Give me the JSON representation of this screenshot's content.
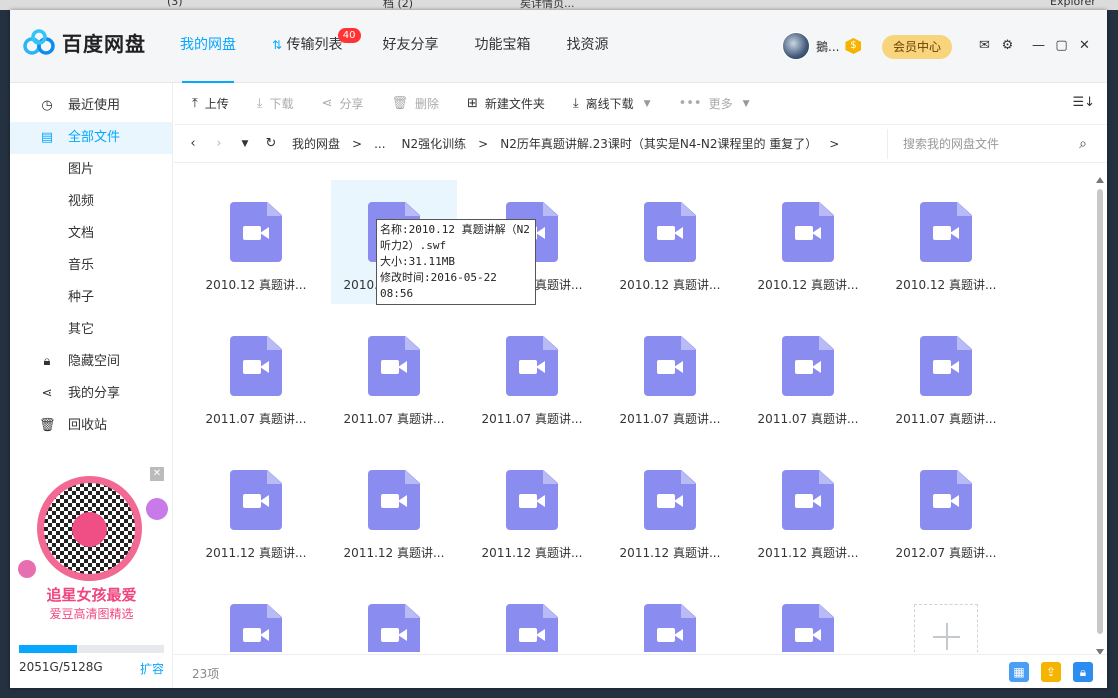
{
  "desktop": {
    "top_items": [
      "(3)",
      "档 (2)",
      "矣详情页...",
      "Explorer"
    ]
  },
  "app": {
    "logo_text": "百度网盘",
    "nav": [
      {
        "label": "我的网盘",
        "active": true
      },
      {
        "label": "传输列表",
        "badge": "40"
      },
      {
        "label": "好友分享"
      },
      {
        "label": "功能宝箱"
      },
      {
        "label": "找资源"
      }
    ],
    "user": {
      "name": "鵝...",
      "vip_badge": "$",
      "vip_button": "会员中心"
    }
  },
  "sidebar": {
    "items": [
      {
        "label": "最近使用",
        "icon": "clock-icon"
      },
      {
        "label": "全部文件",
        "icon": "file-icon",
        "active": true
      },
      {
        "label": "图片"
      },
      {
        "label": "视频"
      },
      {
        "label": "文档"
      },
      {
        "label": "音乐"
      },
      {
        "label": "种子"
      },
      {
        "label": "其它"
      },
      {
        "label": "隐藏空间",
        "icon": "lock-icon"
      },
      {
        "label": "我的分享",
        "icon": "share-icon"
      },
      {
        "label": "回收站",
        "icon": "trash-icon"
      }
    ],
    "promo": {
      "title": "追星女孩最爱",
      "subtitle": "爱豆高清图精选",
      "close": "✕"
    },
    "quota": {
      "used_fraction": 0.4,
      "text": "2051G/5128G",
      "expand": "扩容"
    }
  },
  "toolbar": {
    "upload": "上传",
    "download": "下载",
    "share": "分享",
    "delete": "删除",
    "new_folder": "新建文件夹",
    "offline": "离线下载",
    "more": "更多"
  },
  "pathbar": {
    "crumbs": [
      "我的网盘",
      ">",
      "...",
      "N2强化训练",
      ">",
      "N2历年真题讲解.23课时（其实是N4-N2课程里的 重复了）",
      ">"
    ],
    "search_placeholder": "搜索我的网盘文件"
  },
  "files": [
    "2010.12 真题讲...",
    "2010.12 真题讲...",
    "2010.12 真题讲...",
    "2010.12 真题讲...",
    "2010.12 真题讲...",
    "2010.12 真题讲...",
    "2011.07 真题讲...",
    "2011.07 真题讲...",
    "2011.07 真题讲...",
    "2011.07 真题讲...",
    "2011.07 真题讲...",
    "2011.07 真题讲...",
    "2011.12 真题讲...",
    "2011.12 真题讲...",
    "2011.12 真题讲...",
    "2011.12 真题讲...",
    "2011.12 真题讲...",
    "2012.07 真题讲...",
    "",
    "",
    "",
    "",
    ""
  ],
  "tooltip": {
    "line1": "名称:2010.12 真题讲解（N2",
    "line2": "听力2）.swf",
    "line3": "大小:31.11MB",
    "line4": "修改时间:2016-05-22 08:56"
  },
  "status": {
    "count": "23项"
  }
}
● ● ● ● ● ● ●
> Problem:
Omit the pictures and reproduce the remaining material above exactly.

> Result of this task:
Give me the JSON representation of this screenshot's content.
{
  "desktop": {
    "top_items": [
      "(3)",
      "档 (2)",
      "矣详情页...",
      "Explorer"
    ]
  },
  "app": {
    "logo_text": "百度网盘",
    "nav": [
      {
        "label": "我的网盘",
        "active": true
      },
      {
        "label": "传输列表",
        "badge": "40"
      },
      {
        "label": "好友分享"
      },
      {
        "label": "功能宝箱"
      },
      {
        "label": "找资源"
      }
    ],
    "user": {
      "name": "鵝...",
      "vip_badge": "$",
      "vip_button": "会员中心"
    }
  },
  "sidebar": {
    "items": [
      {
        "label": "最近使用",
        "icon": "clock-icon"
      },
      {
        "label": "全部文件",
        "icon": "file-icon",
        "active": true
      },
      {
        "label": "图片"
      },
      {
        "label": "视频"
      },
      {
        "label": "文档"
      },
      {
        "label": "音乐"
      },
      {
        "label": "种子"
      },
      {
        "label": "其它"
      },
      {
        "label": "隐藏空间",
        "icon": "lock-icon"
      },
      {
        "label": "我的分享",
        "icon": "share-icon"
      },
      {
        "label": "回收站",
        "icon": "trash-icon"
      }
    ],
    "promo": {
      "title": "追星女孩最爱",
      "subtitle": "爱豆高清图精选",
      "close": "✕"
    },
    "quota": {
      "used_fraction": 0.4,
      "text": "2051G/5128G",
      "expand": "扩容"
    }
  },
  "toolbar": {
    "upload": "上传",
    "download": "下载",
    "share": "分享",
    "delete": "删除",
    "new_folder": "新建文件夹",
    "offline": "离线下载",
    "more": "更多"
  },
  "pathbar": {
    "crumbs": [
      "我的网盘",
      ">",
      "...",
      "N2强化训练",
      ">",
      "N2历年真题讲解.23课时（其实是N4-N2课程里的 重复了）",
      ">"
    ],
    "search_placeholder": "搜索我的网盘文件"
  },
  "files": [
    "2010.12 真题讲...",
    "2010.12 真题讲...",
    "2010.12 真题讲...",
    "2010.12 真题讲...",
    "2010.12 真题讲...",
    "2010.12 真题讲...",
    "2011.07 真题讲...",
    "2011.07 真题讲...",
    "2011.07 真题讲...",
    "2011.07 真题讲...",
    "2011.07 真题讲...",
    "2011.07 真题讲...",
    "2011.12 真题讲...",
    "2011.12 真题讲...",
    "2011.12 真题讲...",
    "2011.12 真题讲...",
    "2011.12 真题讲...",
    "2012.07 真题讲...",
    "",
    "",
    "",
    "",
    ""
  ],
  "tooltip": {
    "line1": "名称:2010.12 真题讲解（N2",
    "line2": "听力2）.swf",
    "line3": "大小:31.11MB",
    "line4": "修改时间:2016-05-22 08:56"
  },
  "status": {
    "count": "23项"
  }
}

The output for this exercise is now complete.